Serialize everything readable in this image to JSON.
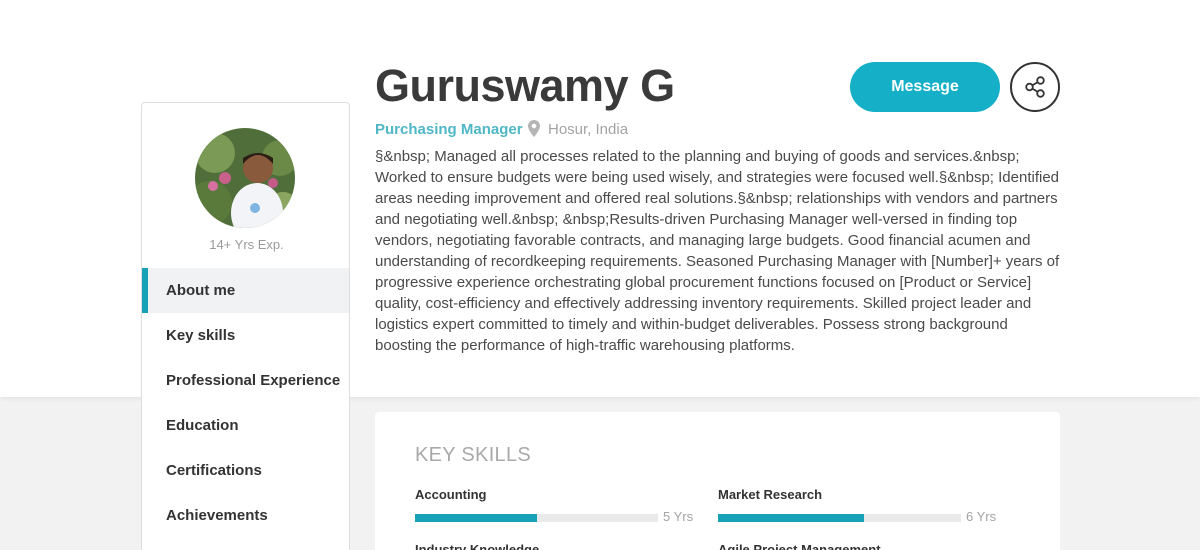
{
  "profile": {
    "name": "Guruswamy G",
    "role": "Purchasing Manager",
    "location": "Hosur, India",
    "experience": "14+ Yrs Exp.",
    "about": "§&nbsp; Managed all processes related to the planning and buying of goods and services.&nbsp; Worked to ensure budgets were being used wisely, and strategies were focused well.§&nbsp; Identified areas needing improvement and offered real solutions.§&nbsp; relationships with vendors and partners and negotiating well.&nbsp; &nbsp;Results-driven Purchasing Manager well-versed in finding top vendors, negotiating favorable contracts, and managing large budgets. Good financial acumen and understanding of recordkeeping requirements. Seasoned Purchasing Manager with [Number]+ years of progressive experience orchestrating global procurement functions focused on [Product or Service] quality, cost-efficiency and effectively addressing inventory requirements. Skilled project leader and logistics expert committed to timely and within-budget deliverables. Possess strong background boosting the performance of high-traffic warehousing platforms."
  },
  "actions": {
    "message_label": "Message",
    "share_icon": "share-icon"
  },
  "sidebar": {
    "items": [
      {
        "label": "About me",
        "active": true
      },
      {
        "label": "Key skills",
        "active": false
      },
      {
        "label": "Professional Experience",
        "active": false
      },
      {
        "label": "Education",
        "active": false
      },
      {
        "label": "Certifications",
        "active": false
      },
      {
        "label": "Achievements",
        "active": false
      }
    ]
  },
  "skills": {
    "title": "KEY SKILLS",
    "items": [
      {
        "name": "Accounting",
        "years": "5 Yrs",
        "level": 0.5
      },
      {
        "name": "Market Research",
        "years": "6 Yrs",
        "level": 0.6
      },
      {
        "name": "Industry Knowledge",
        "years": "",
        "level": 0
      },
      {
        "name": "Agile Project Management",
        "years": "",
        "level": 0
      }
    ]
  },
  "colors": {
    "accent": "#15b0c8",
    "role_text": "#4fb7c5"
  }
}
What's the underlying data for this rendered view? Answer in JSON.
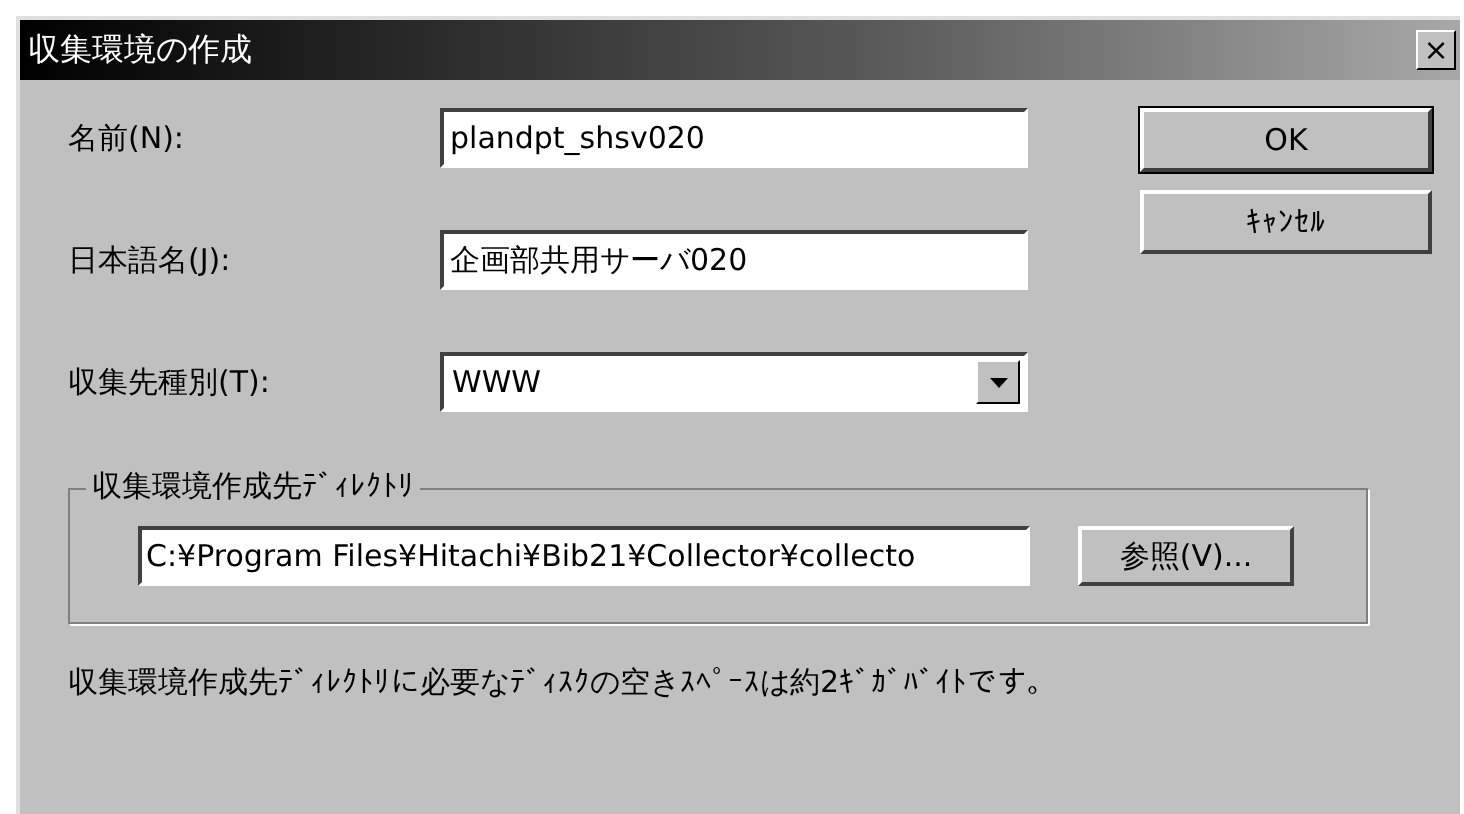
{
  "window": {
    "title": "収集環境の作成",
    "close": "×"
  },
  "fields": [
    {
      "kind": "text",
      "label": "名前(N):",
      "value": "plandpt_shsv020"
    },
    {
      "kind": "text",
      "label": "日本語名(J):",
      "value": "企画部共用サーバ020"
    },
    {
      "kind": "combo",
      "label": "収集先種別(T):",
      "value": "WWW"
    }
  ],
  "buttons": [
    {
      "label": "OK",
      "default": true
    },
    {
      "label": "ｷｬﾝｾﾙ",
      "default": false
    }
  ],
  "directory_group": {
    "title": "収集環境作成先ﾃﾞｨﾚｸﾄﾘ",
    "path": "C:¥Program Files¥Hitachi¥Bib21¥Collector¥collecto",
    "browse": "参照(V)..."
  },
  "note": "収集環境作成先ﾃﾞｨﾚｸﾄﾘに必要なﾃﾞｨｽｸの空きｽﾍﾟｰｽは約2ｷﾞｶﾞﾊﾞｲﾄです。"
}
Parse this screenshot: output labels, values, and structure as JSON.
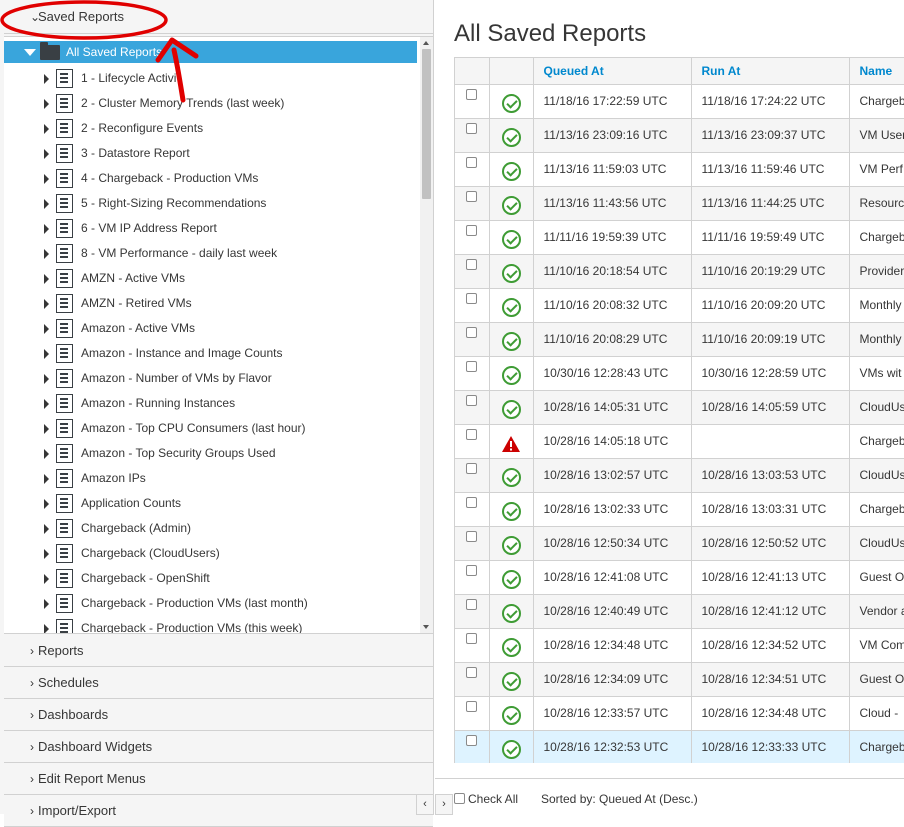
{
  "accordion": {
    "saved_reports": "Saved Reports",
    "reports": "Reports",
    "schedules": "Schedules",
    "dashboards": "Dashboards",
    "dashboard_widgets": "Dashboard Widgets",
    "edit_report_menus": "Edit Report Menus",
    "import_export": "Import/Export"
  },
  "tree": {
    "root": "All Saved Reports",
    "items": [
      "1 - Lifecycle Activi",
      "2 - Cluster Memory Trends (last week)",
      "2 - Reconfigure Events",
      "3 - Datastore Report",
      "4 - Chargeback - Production VMs",
      "5 - Right-Sizing Recommendations",
      "6 - VM IP Address Report",
      "8 - VM Performance - daily last week",
      "AMZN - Active VMs",
      "AMZN - Retired VMs",
      "Amazon - Active VMs",
      "Amazon - Instance and Image Counts",
      "Amazon - Number of VMs by Flavor",
      "Amazon - Running Instances",
      "Amazon - Top CPU Consumers (last hour)",
      "Amazon - Top Security Groups Used",
      "Amazon IPs",
      "Application Counts",
      "Chargeback (Admin)",
      "Chargeback (CloudUsers)",
      "Chargeback - OpenShift",
      "Chargeback - Production VMs (last month)",
      "Chargeback - Production VMs (this week)"
    ]
  },
  "main": {
    "title": "All Saved Reports",
    "columns": [
      "Queued At",
      "Run At",
      "Name"
    ],
    "rows": [
      {
        "queued": "11/18/16 17:22:59 UTC",
        "run": "11/18/16 17:24:22 UTC",
        "name": "Chargeb",
        "status": "ok"
      },
      {
        "queued": "11/13/16 23:09:16 UTC",
        "run": "11/13/16 23:09:37 UTC",
        "name": "VM User",
        "status": "ok"
      },
      {
        "queued": "11/13/16 11:59:03 UTC",
        "run": "11/13/16 11:59:46 UTC",
        "name": "VM Perf",
        "status": "ok"
      },
      {
        "queued": "11/13/16 11:43:56 UTC",
        "run": "11/13/16 11:44:25 UTC",
        "name": "Resourc",
        "status": "ok"
      },
      {
        "queued": "11/11/16 19:59:39 UTC",
        "run": "11/11/16 19:59:49 UTC",
        "name": "Chargeb",
        "status": "ok"
      },
      {
        "queued": "11/10/16 20:18:54 UTC",
        "run": "11/10/16 20:19:29 UTC",
        "name": "Provider",
        "status": "ok"
      },
      {
        "queued": "11/10/16 20:08:32 UTC",
        "run": "11/10/16 20:09:20 UTC",
        "name": "Monthly",
        "status": "ok"
      },
      {
        "queued": "11/10/16 20:08:29 UTC",
        "run": "11/10/16 20:09:19 UTC",
        "name": "Monthly",
        "status": "ok"
      },
      {
        "queued": "10/30/16 12:28:43 UTC",
        "run": "10/30/16 12:28:59 UTC",
        "name": "VMs wit",
        "status": "ok"
      },
      {
        "queued": "10/28/16 14:05:31 UTC",
        "run": "10/28/16 14:05:59 UTC",
        "name": "CloudUs",
        "status": "ok"
      },
      {
        "queued": "10/28/16 14:05:18 UTC",
        "run": "",
        "name": "Chargeb",
        "status": "error"
      },
      {
        "queued": "10/28/16 13:02:57 UTC",
        "run": "10/28/16 13:03:53 UTC",
        "name": "CloudUs",
        "status": "ok"
      },
      {
        "queued": "10/28/16 13:02:33 UTC",
        "run": "10/28/16 13:03:31 UTC",
        "name": "Chargeb",
        "status": "ok"
      },
      {
        "queued": "10/28/16 12:50:34 UTC",
        "run": "10/28/16 12:50:52 UTC",
        "name": "CloudUs",
        "status": "ok"
      },
      {
        "queued": "10/28/16 12:41:08 UTC",
        "run": "10/28/16 12:41:13 UTC",
        "name": "Guest O",
        "status": "ok"
      },
      {
        "queued": "10/28/16 12:40:49 UTC",
        "run": "10/28/16 12:41:12 UTC",
        "name": "Vendor a",
        "status": "ok"
      },
      {
        "queued": "10/28/16 12:34:48 UTC",
        "run": "10/28/16 12:34:52 UTC",
        "name": "VM Com",
        "status": "ok"
      },
      {
        "queued": "10/28/16 12:34:09 UTC",
        "run": "10/28/16 12:34:51 UTC",
        "name": "Guest O",
        "status": "ok"
      },
      {
        "queued": "10/28/16 12:33:57 UTC",
        "run": "10/28/16 12:34:48 UTC",
        "name": "Cloud - ",
        "status": "ok"
      },
      {
        "queued": "10/28/16 12:32:53 UTC",
        "run": "10/28/16 12:33:33 UTC",
        "name": "Chargeb",
        "status": "ok",
        "selected": true
      }
    ]
  },
  "footer": {
    "check_all": "Check All",
    "sorted_by": "Sorted by: Queued At (Desc.)",
    "prev": "‹",
    "next": "›"
  },
  "colors": {
    "accent": "#39a5dc",
    "link": "#0088ce",
    "ok": "#3f9c35",
    "error": "#cc0000",
    "annotation": "#e00000"
  }
}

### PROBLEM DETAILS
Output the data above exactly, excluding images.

### SOLUTION FOR THIS TASK
Serialize everything readable in this image to JSON.
{
  "profile": {
    "name": "Guruswamy G",
    "role": "Purchasing Manager",
    "location": "Hosur, India",
    "experience": "14+ Yrs Exp.",
    "about": "§&nbsp; Managed all processes related to the planning and buying of goods and services.&nbsp; Worked to ensure budgets were being used wisely, and strategies were focused well.§&nbsp; Identified areas needing improvement and offered real solutions.§&nbsp; relationships with vendors and partners and negotiating well.&nbsp; &nbsp;Results-driven Purchasing Manager well-versed in finding top vendors, negotiating favorable contracts, and managing large budgets. Good financial acumen and understanding of recordkeeping requirements. Seasoned Purchasing Manager with [Number]+ years of progressive experience orchestrating global procurement functions focused on [Product or Service] quality, cost-efficiency and effectively addressing inventory requirements. Skilled project leader and logistics expert committed to timely and within-budget deliverables. Possess strong background boosting the performance of high-traffic warehousing platforms."
  },
  "actions": {
    "message_label": "Message",
    "share_icon": "share-icon"
  },
  "sidebar": {
    "items": [
      {
        "label": "About me",
        "active": true
      },
      {
        "label": "Key skills",
        "active": false
      },
      {
        "label": "Professional Experience",
        "active": false
      },
      {
        "label": "Education",
        "active": false
      },
      {
        "label": "Certifications",
        "active": false
      },
      {
        "label": "Achievements",
        "active": false
      }
    ]
  },
  "skills": {
    "title": "KEY SKILLS",
    "items": [
      {
        "name": "Accounting",
        "years": "5 Yrs",
        "level": 0.5
      },
      {
        "name": "Market Research",
        "years": "6 Yrs",
        "level": 0.6
      },
      {
        "name": "Industry Knowledge",
        "years": "",
        "level": 0
      },
      {
        "name": "Agile Project Management",
        "years": "",
        "level": 0
      }
    ]
  },
  "colors": {
    "accent": "#15b0c8",
    "role_text": "#4fb7c5"
  }
}
What's the underlying data for this rendered view? Answer in JSON.
{
  "window": {
    "title": "収集環境の作成",
    "close": "×"
  },
  "fields": [
    {
      "kind": "text",
      "label": "名前(N):",
      "value": "plandpt_shsv020"
    },
    {
      "kind": "text",
      "label": "日本語名(J):",
      "value": "企画部共用サーバ020"
    },
    {
      "kind": "combo",
      "label": "収集先種別(T):",
      "value": "WWW"
    }
  ],
  "buttons": [
    {
      "label": "OK",
      "default": true
    },
    {
      "label": "ｷｬﾝｾﾙ",
      "default": false
    }
  ],
  "directory_group": {
    "title": "収集環境作成先ﾃﾞｨﾚｸﾄﾘ",
    "path": "C:¥Program Files¥Hitachi¥Bib21¥Collector¥collecto",
    "browse": "参照(V)..."
  },
  "note": "収集環境作成先ﾃﾞｨﾚｸﾄﾘに必要なﾃﾞｨｽｸの空きｽﾍﾟｰｽは約2ｷﾞｶﾞﾊﾞｲﾄです。"
}
Parse this screenshot: output labels, values, and structure as JSON.
{
  "accordion": {
    "saved_reports": "Saved Reports",
    "reports": "Reports",
    "schedules": "Schedules",
    "dashboards": "Dashboards",
    "dashboard_widgets": "Dashboard Widgets",
    "edit_report_menus": "Edit Report Menus",
    "import_export": "Import/Export"
  },
  "tree": {
    "root": "All Saved Reports",
    "items": [
      "1 - Lifecycle Activi",
      "2 - Cluster Memory Trends (last week)",
      "2 - Reconfigure Events",
      "3 - Datastore Report",
      "4 - Chargeback - Production VMs",
      "5 - Right-Sizing Recommendations",
      "6 - VM IP Address Report",
      "8 - VM Performance - daily last week",
      "AMZN - Active VMs",
      "AMZN - Retired VMs",
      "Amazon - Active VMs",
      "Amazon - Instance and Image Counts",
      "Amazon - Number of VMs by Flavor",
      "Amazon - Running Instances",
      "Amazon - Top CPU Consumers (last hour)",
      "Amazon - Top Security Groups Used",
      "Amazon IPs",
      "Application Counts",
      "Chargeback (Admin)",
      "Chargeback (CloudUsers)",
      "Chargeback - OpenShift",
      "Chargeback - Production VMs (last month)",
      "Chargeback - Production VMs (this week)"
    ]
  },
  "main": {
    "title": "All Saved Reports",
    "columns": [
      "Queued At",
      "Run At",
      "Name"
    ],
    "rows": [
      {
        "queued": "11/18/16 17:22:59 UTC",
        "run": "11/18/16 17:24:22 UTC",
        "name": "Chargeb",
        "status": "ok"
      },
      {
        "queued": "11/13/16 23:09:16 UTC",
        "run": "11/13/16 23:09:37 UTC",
        "name": "VM User",
        "status": "ok"
      },
      {
        "queued": "11/13/16 11:59:03 UTC",
        "run": "11/13/16 11:59:46 UTC",
        "name": "VM Perf",
        "status": "ok"
      },
      {
        "queued": "11/13/16 11:43:56 UTC",
        "run": "11/13/16 11:44:25 UTC",
        "name": "Resourc",
        "status": "ok"
      },
      {
        "queued": "11/11/16 19:59:39 UTC",
        "run": "11/11/16 19:59:49 UTC",
        "name": "Chargeb",
        "status": "ok"
      },
      {
        "queued": "11/10/16 20:18:54 UTC",
        "run": "11/10/16 20:19:29 UTC",
        "name": "Provider",
        "status": "ok"
      },
      {
        "queued": "11/10/16 20:08:32 UTC",
        "run": "11/10/16 20:09:20 UTC",
        "name": "Monthly",
        "status": "ok"
      },
      {
        "queued": "11/10/16 20:08:29 UTC",
        "run": "11/10/16 20:09:19 UTC",
        "name": "Monthly",
        "status": "ok"
      },
      {
        "queued": "10/30/16 12:28:43 UTC",
        "run": "10/30/16 12:28:59 UTC",
        "name": "VMs wit",
        "status": "ok"
      },
      {
        "queued": "10/28/16 14:05:31 UTC",
        "run": "10/28/16 14:05:59 UTC",
        "name": "CloudUs",
        "status": "ok"
      },
      {
        "queued": "10/28/16 14:05:18 UTC",
        "run": "",
        "name": "Chargeb",
        "status": "error"
      },
      {
        "queued": "10/28/16 13:02:57 UTC",
        "run": "10/28/16 13:03:53 UTC",
        "name": "CloudUs",
        "status": "ok"
      },
      {
        "queued": "10/28/16 13:02:33 UTC",
        "run": "10/28/16 13:03:31 UTC",
        "name": "Chargeb",
        "status": "ok"
      },
      {
        "queued": "10/28/16 12:50:34 UTC",
        "run": "10/28/16 12:50:52 UTC",
        "name": "CloudUs",
        "status": "ok"
      },
      {
        "queued": "10/28/16 12:41:08 UTC",
        "run": "10/28/16 12:41:13 UTC",
        "name": "Guest O",
        "status": "ok"
      },
      {
        "queued": "10/28/16 12:40:49 UTC",
        "run": "10/28/16 12:41:12 UTC",
        "name": "Vendor a",
        "status": "ok"
      },
      {
        "queued": "10/28/16 12:34:48 UTC",
        "run": "10/28/16 12:34:52 UTC",
        "name": "VM Com",
        "status": "ok"
      },
      {
        "queued": "10/28/16 12:34:09 UTC",
        "run": "10/28/16 12:34:51 UTC",
        "name": "Guest O",
        "status": "ok"
      },
      {
        "queued": "10/28/16 12:33:57 UTC",
        "run": "10/28/16 12:34:48 UTC",
        "name": "Cloud - ",
        "status": "ok"
      },
      {
        "queued": "10/28/16 12:32:53 UTC",
        "run": "10/28/16 12:33:33 UTC",
        "name": "Chargeb",
        "status": "ok",
        "selected": true
      }
    ]
  },
  "footer": {
    "check_all": "Check All",
    "sorted_by": "Sorted by: Queued At (Desc.)",
    "prev": "‹",
    "next": "›"
  },
  "colors": {
    "accent": "#39a5dc",
    "link": "#0088ce",
    "ok": "#3f9c35",
    "error": "#cc0000",
    "annotation": "#e00000"
  }
}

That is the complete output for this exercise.